@nnnnnnnn brought up that Sequence.min/max implementations in the stdlib do not specify which element they return if there are duplicates. I think they should!

This would also be a chance to make this consistent. Currently, the top-level max functions return the last dupe, while Sequence.max returns the first. We should choose one behavior and consistently stick to it. (Given that the behavior of the top-level max is documented, Sequence.max should probably adopt it, too.)

9 Likes

So the Swift 5.6 release process was just published. Do you think there is any way this would make it into that release?

What would be the next step? A pitch thread to try to gather more changes?
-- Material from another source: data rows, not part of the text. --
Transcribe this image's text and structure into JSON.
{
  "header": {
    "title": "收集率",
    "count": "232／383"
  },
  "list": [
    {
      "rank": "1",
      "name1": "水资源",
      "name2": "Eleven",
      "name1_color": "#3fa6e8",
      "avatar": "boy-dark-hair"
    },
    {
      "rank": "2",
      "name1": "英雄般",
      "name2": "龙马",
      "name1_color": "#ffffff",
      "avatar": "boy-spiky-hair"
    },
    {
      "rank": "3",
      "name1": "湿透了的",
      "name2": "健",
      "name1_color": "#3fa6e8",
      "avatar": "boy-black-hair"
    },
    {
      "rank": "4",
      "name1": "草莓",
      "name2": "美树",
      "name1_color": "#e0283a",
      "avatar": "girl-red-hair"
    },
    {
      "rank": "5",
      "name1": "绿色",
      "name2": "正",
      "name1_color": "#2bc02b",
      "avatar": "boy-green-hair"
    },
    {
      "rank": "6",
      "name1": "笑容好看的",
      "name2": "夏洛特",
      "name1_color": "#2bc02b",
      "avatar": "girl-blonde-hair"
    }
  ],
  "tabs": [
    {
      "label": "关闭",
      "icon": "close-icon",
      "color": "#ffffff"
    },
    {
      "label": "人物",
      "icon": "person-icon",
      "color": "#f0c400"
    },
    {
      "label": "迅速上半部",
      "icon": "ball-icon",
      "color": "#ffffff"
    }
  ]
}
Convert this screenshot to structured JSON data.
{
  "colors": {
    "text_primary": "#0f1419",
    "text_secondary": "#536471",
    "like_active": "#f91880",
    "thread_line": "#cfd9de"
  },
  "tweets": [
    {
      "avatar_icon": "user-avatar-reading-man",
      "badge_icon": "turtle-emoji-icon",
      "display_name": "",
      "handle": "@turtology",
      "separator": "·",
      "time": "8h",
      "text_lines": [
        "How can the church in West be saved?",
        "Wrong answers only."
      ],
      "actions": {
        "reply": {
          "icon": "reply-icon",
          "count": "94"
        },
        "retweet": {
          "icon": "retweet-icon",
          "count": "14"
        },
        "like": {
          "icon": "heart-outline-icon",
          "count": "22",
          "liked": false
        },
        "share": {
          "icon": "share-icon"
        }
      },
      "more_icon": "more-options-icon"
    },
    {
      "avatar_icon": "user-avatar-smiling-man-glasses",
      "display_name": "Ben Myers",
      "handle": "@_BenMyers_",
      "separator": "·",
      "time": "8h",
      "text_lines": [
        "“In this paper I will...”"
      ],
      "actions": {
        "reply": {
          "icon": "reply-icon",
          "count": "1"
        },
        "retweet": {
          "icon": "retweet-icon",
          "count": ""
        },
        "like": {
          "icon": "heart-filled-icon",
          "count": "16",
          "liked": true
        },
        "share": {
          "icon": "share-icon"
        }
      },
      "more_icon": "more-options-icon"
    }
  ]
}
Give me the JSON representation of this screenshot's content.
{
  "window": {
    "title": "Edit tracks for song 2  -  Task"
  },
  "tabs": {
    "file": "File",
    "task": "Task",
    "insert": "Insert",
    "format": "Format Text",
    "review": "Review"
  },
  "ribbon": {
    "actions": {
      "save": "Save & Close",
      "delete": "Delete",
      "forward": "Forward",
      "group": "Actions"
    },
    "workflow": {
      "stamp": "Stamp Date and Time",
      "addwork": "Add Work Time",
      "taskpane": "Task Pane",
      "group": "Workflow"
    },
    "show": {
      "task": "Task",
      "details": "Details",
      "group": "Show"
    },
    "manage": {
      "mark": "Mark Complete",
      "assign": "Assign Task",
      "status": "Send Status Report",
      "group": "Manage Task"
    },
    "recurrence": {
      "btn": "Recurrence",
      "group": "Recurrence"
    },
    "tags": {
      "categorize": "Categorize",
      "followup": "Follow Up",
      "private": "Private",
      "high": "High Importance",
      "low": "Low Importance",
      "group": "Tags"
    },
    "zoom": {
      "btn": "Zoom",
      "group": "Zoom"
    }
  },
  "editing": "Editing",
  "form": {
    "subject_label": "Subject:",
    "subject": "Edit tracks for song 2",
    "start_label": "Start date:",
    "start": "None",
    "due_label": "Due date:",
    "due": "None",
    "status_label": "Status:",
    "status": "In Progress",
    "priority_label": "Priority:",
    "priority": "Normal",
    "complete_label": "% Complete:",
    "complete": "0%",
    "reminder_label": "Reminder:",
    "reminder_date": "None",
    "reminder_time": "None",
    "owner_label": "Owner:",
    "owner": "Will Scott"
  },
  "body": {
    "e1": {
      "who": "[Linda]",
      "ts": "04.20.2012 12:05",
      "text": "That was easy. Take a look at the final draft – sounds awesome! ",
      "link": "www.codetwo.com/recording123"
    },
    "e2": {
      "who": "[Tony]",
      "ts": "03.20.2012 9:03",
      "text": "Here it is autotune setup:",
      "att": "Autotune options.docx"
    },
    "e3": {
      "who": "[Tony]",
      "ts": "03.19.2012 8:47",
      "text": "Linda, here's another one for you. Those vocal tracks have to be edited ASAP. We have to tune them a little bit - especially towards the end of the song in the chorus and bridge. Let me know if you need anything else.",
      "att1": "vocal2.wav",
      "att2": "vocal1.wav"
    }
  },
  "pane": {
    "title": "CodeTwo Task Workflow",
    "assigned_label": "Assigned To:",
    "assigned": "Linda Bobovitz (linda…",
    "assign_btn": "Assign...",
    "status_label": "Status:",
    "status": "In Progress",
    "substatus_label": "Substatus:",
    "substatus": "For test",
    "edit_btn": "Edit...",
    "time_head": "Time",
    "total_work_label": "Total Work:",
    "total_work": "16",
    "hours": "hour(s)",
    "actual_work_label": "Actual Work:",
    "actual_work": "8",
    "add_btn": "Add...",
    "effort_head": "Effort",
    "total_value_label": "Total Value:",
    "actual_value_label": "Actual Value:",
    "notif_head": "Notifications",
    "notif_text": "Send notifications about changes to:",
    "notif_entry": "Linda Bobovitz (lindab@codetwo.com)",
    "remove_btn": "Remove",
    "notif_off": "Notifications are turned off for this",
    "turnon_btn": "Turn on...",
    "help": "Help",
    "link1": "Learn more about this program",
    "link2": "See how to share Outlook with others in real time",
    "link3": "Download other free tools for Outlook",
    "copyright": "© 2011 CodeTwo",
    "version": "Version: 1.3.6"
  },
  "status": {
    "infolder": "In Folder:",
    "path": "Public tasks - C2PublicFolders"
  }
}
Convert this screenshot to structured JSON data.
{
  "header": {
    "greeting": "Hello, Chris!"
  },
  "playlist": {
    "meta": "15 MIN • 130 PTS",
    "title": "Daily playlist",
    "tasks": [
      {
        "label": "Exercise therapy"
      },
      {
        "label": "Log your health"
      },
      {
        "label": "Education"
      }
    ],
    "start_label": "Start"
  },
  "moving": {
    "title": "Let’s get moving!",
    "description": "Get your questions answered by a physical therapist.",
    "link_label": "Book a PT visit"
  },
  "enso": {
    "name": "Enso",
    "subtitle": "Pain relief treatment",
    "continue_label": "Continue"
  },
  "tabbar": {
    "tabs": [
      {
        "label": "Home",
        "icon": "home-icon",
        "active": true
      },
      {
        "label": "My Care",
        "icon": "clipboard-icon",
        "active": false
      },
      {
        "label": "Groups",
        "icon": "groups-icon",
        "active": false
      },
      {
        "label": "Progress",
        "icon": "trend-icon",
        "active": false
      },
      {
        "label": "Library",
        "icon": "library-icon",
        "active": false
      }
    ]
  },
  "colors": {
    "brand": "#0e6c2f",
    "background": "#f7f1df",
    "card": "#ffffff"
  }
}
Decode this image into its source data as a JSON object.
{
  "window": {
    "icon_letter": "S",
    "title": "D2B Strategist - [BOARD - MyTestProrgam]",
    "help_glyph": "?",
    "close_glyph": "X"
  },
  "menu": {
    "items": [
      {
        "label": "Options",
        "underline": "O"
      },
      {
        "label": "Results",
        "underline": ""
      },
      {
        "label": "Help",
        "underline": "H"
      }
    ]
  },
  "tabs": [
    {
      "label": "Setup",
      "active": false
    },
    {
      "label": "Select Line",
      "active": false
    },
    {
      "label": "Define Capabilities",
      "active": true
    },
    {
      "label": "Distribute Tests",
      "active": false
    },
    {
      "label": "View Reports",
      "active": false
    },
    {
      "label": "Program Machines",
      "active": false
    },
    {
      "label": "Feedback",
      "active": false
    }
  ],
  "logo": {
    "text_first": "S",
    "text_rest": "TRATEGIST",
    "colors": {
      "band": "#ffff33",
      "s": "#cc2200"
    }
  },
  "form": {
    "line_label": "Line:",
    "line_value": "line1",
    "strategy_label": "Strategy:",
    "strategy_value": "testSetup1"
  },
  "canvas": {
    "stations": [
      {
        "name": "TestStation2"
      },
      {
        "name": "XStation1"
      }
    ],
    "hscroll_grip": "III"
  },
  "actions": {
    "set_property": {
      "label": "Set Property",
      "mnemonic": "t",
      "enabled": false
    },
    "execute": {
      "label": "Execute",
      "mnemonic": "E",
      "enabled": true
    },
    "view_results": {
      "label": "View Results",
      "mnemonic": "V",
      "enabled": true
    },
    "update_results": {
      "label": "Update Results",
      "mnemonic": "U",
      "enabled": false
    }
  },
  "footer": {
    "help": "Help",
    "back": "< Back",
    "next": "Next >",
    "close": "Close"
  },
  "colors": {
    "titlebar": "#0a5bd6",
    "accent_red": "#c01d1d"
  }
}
At first I thought this would just be changes in documentation, but if the idea is to also change the behavior at the same time, some actual implementation will be required :thinking:

The implementation changes for Set are done.

1 Like

True, but changes to Sequence.min/max are probably not.

I don't believe the documentation updates have been done yet, however.

I don't see why a narrow and relatively uncontroversial proposal that ties down behavior through doc updates couldn't fit into 5.6! I don't think changing the behavior of Sequence.max would complicate things, either.

S-E proposal scheduling bottlenecks could happen, of course -- it wouldn't be the end of the world if the updates get delayed by one release, as long as they eventually happen.

1 Like
Terms of Service

Privacy Policy

Cookie Policy